> **MATERIAL FOR THIS EXERCISE**:
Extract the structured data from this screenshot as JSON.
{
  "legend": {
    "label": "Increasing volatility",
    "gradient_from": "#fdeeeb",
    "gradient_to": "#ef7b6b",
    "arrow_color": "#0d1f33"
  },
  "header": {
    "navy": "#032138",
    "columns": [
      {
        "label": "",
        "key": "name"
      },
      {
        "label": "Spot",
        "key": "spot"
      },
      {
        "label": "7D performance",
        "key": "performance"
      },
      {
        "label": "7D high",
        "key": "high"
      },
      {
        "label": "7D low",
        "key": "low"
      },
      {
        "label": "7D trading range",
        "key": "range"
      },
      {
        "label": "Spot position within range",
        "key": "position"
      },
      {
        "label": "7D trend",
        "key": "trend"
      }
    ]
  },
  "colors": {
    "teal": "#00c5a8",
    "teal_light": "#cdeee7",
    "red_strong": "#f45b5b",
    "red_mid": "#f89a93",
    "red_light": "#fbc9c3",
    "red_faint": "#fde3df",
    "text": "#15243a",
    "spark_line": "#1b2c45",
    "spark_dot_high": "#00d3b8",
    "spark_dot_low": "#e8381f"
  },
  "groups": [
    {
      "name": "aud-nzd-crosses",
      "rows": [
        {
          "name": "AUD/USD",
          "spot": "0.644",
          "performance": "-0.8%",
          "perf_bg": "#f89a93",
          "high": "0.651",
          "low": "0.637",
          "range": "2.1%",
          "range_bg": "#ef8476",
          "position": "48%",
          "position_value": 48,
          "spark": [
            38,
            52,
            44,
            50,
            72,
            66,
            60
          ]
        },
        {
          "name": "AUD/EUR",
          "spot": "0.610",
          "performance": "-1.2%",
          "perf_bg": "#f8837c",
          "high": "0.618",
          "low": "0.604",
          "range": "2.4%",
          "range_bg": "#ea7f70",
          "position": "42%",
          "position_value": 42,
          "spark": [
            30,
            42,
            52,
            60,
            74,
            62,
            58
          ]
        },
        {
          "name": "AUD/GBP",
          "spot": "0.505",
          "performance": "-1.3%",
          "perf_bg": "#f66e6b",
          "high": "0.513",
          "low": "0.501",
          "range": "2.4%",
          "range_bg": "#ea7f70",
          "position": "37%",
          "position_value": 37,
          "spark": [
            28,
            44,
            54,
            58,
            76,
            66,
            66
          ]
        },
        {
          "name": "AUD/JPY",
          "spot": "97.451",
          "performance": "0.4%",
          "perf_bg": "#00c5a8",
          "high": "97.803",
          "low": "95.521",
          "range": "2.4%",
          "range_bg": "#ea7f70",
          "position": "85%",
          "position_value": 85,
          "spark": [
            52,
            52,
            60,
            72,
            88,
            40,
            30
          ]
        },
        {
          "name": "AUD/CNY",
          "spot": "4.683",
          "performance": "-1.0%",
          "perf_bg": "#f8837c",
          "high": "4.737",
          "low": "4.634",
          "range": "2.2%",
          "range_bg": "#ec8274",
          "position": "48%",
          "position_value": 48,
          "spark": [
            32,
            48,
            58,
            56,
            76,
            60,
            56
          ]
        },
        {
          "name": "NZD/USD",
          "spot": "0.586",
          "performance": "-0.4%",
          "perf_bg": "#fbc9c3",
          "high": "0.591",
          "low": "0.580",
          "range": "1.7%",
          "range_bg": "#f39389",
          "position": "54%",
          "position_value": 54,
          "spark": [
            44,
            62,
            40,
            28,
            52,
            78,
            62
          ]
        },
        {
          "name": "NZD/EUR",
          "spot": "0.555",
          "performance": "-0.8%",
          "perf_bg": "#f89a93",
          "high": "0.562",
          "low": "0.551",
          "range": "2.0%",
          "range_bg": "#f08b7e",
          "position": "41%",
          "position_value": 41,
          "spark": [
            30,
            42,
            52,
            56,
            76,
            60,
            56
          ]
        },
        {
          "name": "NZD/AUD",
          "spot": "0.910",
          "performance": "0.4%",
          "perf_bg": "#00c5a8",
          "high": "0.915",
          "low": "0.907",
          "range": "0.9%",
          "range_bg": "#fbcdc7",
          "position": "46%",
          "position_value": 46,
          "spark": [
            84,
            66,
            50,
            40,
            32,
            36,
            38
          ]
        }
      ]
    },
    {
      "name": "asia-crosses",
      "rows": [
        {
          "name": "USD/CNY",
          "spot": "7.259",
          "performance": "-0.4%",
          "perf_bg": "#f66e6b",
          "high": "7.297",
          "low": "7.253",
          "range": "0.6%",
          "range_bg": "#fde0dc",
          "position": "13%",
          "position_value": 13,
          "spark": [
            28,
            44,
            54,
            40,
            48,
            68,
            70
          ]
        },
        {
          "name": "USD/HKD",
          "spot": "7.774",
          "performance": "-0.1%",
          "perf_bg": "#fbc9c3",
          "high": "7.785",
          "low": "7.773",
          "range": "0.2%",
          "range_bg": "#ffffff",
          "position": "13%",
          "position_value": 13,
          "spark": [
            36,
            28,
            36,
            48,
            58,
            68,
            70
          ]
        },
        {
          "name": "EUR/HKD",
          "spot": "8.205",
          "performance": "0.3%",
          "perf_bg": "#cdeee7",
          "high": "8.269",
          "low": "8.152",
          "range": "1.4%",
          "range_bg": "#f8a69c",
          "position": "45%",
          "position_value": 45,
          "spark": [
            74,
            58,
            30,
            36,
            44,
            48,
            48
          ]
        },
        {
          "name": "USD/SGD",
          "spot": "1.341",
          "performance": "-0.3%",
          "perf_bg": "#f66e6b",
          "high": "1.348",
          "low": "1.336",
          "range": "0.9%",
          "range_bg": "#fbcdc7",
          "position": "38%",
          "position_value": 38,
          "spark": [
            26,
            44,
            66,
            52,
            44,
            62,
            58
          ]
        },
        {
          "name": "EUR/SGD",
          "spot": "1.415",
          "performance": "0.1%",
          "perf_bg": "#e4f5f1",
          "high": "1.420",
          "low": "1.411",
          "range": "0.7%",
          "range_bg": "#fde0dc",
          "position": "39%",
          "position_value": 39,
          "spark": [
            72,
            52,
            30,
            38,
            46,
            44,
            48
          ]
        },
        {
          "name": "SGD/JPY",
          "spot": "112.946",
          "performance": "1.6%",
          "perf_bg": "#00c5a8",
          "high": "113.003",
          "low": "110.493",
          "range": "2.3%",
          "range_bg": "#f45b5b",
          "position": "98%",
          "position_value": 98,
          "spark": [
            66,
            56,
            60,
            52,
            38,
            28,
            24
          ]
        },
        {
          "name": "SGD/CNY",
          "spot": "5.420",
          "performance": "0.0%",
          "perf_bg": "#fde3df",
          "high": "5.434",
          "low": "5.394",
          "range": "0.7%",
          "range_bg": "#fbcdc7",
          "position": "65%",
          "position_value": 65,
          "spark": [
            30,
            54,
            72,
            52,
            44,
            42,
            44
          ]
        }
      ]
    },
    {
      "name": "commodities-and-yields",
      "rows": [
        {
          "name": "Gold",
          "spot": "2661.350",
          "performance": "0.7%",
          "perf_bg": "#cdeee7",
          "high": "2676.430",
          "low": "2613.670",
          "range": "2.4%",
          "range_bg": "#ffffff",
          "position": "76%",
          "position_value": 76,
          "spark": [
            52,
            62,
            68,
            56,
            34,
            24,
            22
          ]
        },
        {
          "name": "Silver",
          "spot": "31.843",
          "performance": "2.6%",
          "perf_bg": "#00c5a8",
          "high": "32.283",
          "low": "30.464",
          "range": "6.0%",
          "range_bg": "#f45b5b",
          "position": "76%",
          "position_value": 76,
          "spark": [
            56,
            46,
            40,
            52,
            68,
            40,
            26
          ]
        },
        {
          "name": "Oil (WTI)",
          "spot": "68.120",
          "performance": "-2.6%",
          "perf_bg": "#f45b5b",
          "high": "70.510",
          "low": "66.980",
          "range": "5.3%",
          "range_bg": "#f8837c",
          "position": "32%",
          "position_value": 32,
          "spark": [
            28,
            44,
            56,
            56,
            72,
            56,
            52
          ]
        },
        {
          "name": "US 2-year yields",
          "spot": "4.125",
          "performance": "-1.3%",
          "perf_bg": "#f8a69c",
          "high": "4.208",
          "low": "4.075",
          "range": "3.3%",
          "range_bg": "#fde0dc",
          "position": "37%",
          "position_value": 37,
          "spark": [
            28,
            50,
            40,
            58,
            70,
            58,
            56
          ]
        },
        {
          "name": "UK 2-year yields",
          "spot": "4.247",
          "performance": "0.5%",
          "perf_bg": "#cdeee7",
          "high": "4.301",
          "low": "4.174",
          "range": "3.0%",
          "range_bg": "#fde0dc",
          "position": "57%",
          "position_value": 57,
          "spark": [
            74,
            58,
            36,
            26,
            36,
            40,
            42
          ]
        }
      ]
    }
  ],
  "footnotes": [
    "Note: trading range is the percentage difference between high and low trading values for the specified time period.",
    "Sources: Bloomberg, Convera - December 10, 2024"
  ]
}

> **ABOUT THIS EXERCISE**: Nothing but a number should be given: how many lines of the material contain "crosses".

> **PROBLEM SOLUTION**: 2